Victor Huff commented May 23

Victor Huff

Perhaps it’s not fair to call it our “national choice.” Very clearly it is is the one being ramrodded on the people of this country, as you have clearly pointed out. One can only hope that somewhere along the way a big chunk of the people who were charmed into letting these mongers into power see the error in their voting ways and ramrod the ramrodders right out of office.


Nicholas Kristof commented May 24


Nicholas Kristof


@Victor Huff Yeah, maybe it isn’t fair to say that it’s our “national choice.” But I was trying to point out that mass unemployment is not an inevitable consequence of Covid-19, and that other countries have had not shed workers the we have. This is about policy choices made by the leaders we elected, not about storms over which we have no control. In the same way, globalization and technological change created real pressures on the labor force in Germany and Canada as well as in the US, but those countries pursued wiser and more labor-friendly policies, so the result was not the evisceration of the working class, “deaths of despair” on a massive scale, and three years of falling life expectancy. My point is that the challenges are real, and that the US repeatedly makes poor policy choices in response. We can do better.

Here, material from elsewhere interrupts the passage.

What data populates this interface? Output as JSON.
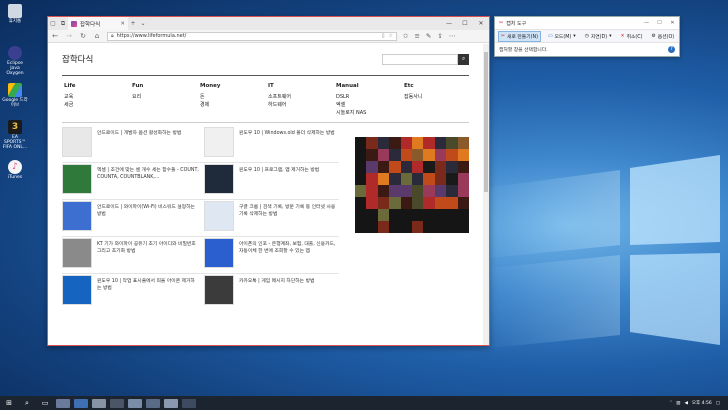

Katie Paul commented May 23

Katie Paul
Elmhurst, IL

“For-profit colleges, which are better known for exploiting students than educating them, have raked in $1.1 billion.” Grrrrrr is right. Far better to use this money to forgive student debt incurred by low-income workers who first were defrauded by deceptive colleges and now left by the department of education in the muck of a life-long loan burden.


Nicholas Kristof commented May 23


Nicholas Kristof


@Katie Paul Thanks for your comment on my column. Yes, another good way to allocate that money would be bandwidth for all. Right now there are approximately 7 million children out of school who are supposed to be engaged in remote learning — yet they don’t have Internet at home. As my column notes, FDR responded to the Great Depression in part with rural electrification, which transformed small towns across America and hugely amplified opportunity and productivity. The modern equivalent would be bandwidth for all.

Lou Good commented May 23

Lou Good
Page, AZ

Disgusting but hardly surprising. There’s zero oversight of a lot of these funds. Despite the legislation’s call for oversight Trump flatly refused to cooperate as required and has kept his word. Just another day for the most corrupt, cynical administration in modern history. Money’s available. How can we get as much as possible for ourselves?


Nicholas Kristof commented May 23


Nicholas Kristof


@Lou Good Yes, your oversight point is crucial. I agreed with the idea of a rapid economic response, but the best approach would have been one like Denmark’s or Germany’s that focused on keeping workers employed. Then they can pay their rent, so you don’t need to bail out landlords. And when the economy starts up again, businesses don’t need to go through the expense of rehiring. There was of course some corruption in Denmark and Germany, but it was modest — because of oversight and a real threat of sanctions. Here, there has been no meaningful oversight except from the news media and the House of Representatives.

Nicholas Kristof has been a columnist for The Times since 2001. He has won two Pulitzer Prizes, for his coverage of China and of the genocide in Darfur. You can sign up for his free, twice-weekly email newsletter and follow him on InstagramHis latest book is “Tightrope: Americans Reaching for Hope.” @NickKristof Facebook